Book Image

Guide to NoSQL with Azure Cosmos DB

By : Gaston C. Hillar, Daron Yöndem
Book Image

Guide to NoSQL with Azure Cosmos DB

By: Gaston C. Hillar, Daron Yöndem

Overview of this book

Cosmos DB is a NoSQL database service included in Azure that is continuously adding new features and has quickly become one of the most innovative services found in Azure, targeting mission-critical applications at a global scale. This book starts off by showing you the main features of Cosmos DB, their supported NoSQL data models and the foundations of its scalable and distributed architecture. You will learn to work with the latest available tools that simplify your tasks with Cosmos DB and reduce development costs, such as the Data Explorer in the Azure portal, Microsoft Azure Storage Explorer, and the Cosmos DB Emulator. Next, move on to working with databases and document collections. We will use the tools to run schema agnostic queries against collections with the Cosmos DB SQL dialect and understand their results. Then, we will create a first version of an application that uses the latest .NET Core SDK to interact with Cosmos DB. Next, we will create a second version of the application that will take advantage of important features that the combination of C# and the .NET Core SDK provides, such as POCOs and LINQ queries. By the end of the book, you will be able to build an application that works with a Cosmos DB NoSQL document database with C#, the .NET Core SDK, LINQ, and JSON.
Table of Contents (13 chapters)
Title Page
Packt Upsell

Inspecting the SQL API queries that LINQ generates

Now we will establish a breakpoint in one of the methods that builds a LINQ query against the Cosmos DB database to inspect the SQL API query that LINQ generates. This way, we will be able to grab the SQL queries and run them in our favorite tool to query the document collection. In addition, we will learn how to add the necessary code to print the generated SQL query in the debug output whenever necessary.

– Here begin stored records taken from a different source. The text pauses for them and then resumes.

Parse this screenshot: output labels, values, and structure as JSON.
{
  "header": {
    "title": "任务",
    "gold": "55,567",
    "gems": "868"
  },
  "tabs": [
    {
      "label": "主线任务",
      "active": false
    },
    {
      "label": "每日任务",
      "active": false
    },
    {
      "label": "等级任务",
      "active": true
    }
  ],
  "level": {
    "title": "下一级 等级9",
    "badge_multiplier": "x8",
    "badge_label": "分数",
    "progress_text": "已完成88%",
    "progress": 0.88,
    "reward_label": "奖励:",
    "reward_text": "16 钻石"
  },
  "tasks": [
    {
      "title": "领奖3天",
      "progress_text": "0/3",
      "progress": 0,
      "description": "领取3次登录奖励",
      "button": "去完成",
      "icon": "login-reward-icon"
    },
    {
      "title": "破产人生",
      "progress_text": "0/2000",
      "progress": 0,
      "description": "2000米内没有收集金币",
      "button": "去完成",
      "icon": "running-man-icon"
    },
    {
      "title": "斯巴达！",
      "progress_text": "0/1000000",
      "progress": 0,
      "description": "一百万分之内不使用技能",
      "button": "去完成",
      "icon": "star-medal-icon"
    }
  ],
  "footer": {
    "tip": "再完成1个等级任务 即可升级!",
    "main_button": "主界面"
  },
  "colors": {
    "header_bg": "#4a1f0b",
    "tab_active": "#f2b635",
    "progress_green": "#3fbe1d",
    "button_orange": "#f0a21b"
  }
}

Go to the following line within the GetCompetitionByTitleWithLinq static method:

while (documentQuery.HasMoreResults) 

Right-click on the line and select Breakpoint | Insert breakpoint in the context menu.

Start debugging the application.


Inspect the value for documentQuery and Visual Studio will display a JSON key-value pair with the generated SQL API query string in the value for the "query" key, as shown in the following screenshot:

We can add the following line to display the query key and its value to the debug output: